After a digital certificate is used to sign a macro, the macro will have a digital signature attached to it.
You may know exactly what certificates, signatures, and publishers are; if not, here's a quick summary:
- A digital certificate is an electronic identity card that creates digital signatures and vouches authenticity.
- A digital signature is an electronic, encryption-based, secure stamp on a macro. The signature confirms that the macro originated from the signer and has not been altered.
- A trusted publisher is a certificate issuer whom you have chosen to trust and whose certificate details you have added to your store of trusted publishers. This could include yourself.
- An authenticated certificate is a certificate that has been issued by a certificate authority. By definition, a self-signed certificate cannot be authenticated.
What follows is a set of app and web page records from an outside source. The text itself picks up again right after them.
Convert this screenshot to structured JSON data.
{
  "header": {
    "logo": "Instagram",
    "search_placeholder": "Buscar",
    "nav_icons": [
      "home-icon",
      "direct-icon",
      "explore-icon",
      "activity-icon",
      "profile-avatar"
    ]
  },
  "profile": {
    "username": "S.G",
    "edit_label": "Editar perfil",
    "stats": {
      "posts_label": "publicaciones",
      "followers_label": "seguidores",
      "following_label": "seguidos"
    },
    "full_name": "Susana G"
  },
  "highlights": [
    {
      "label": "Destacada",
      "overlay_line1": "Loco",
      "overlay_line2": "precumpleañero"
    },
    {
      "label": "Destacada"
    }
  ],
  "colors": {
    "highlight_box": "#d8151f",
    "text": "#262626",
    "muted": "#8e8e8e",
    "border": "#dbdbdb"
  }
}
To avoid seeing security warnings and to enable macros automatically, you need to add the certificates that were used to sign those macros to your list of trusted publishers.
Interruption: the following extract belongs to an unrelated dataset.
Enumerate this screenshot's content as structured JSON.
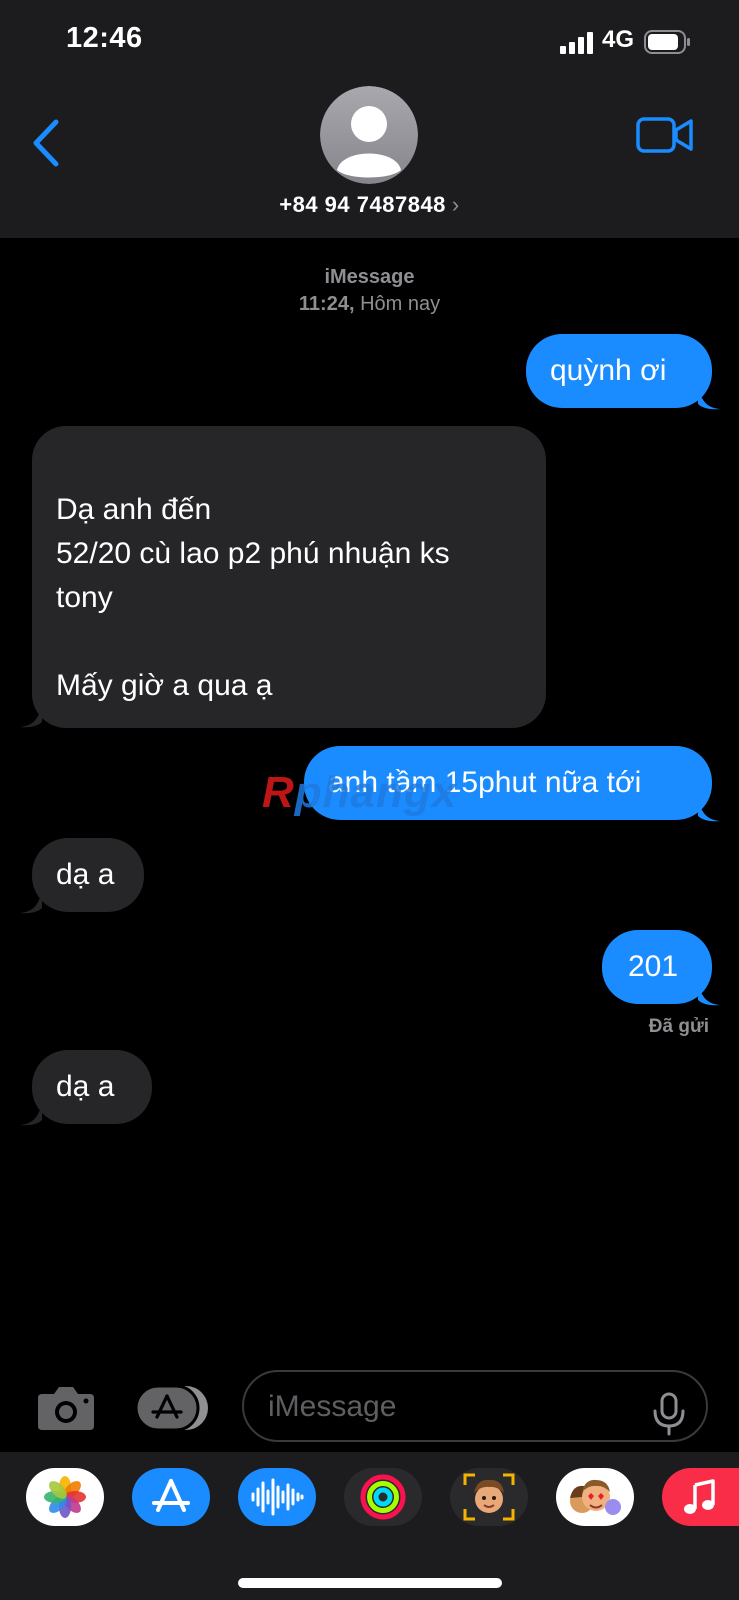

But if anyone can install a self-signed certificate, how do you know which certificate to trust? Imagine if someone created a self-signed certificate with your name on it — how would you know to avoid it? The answer is that you need to verify the certificate. Learn how this works next.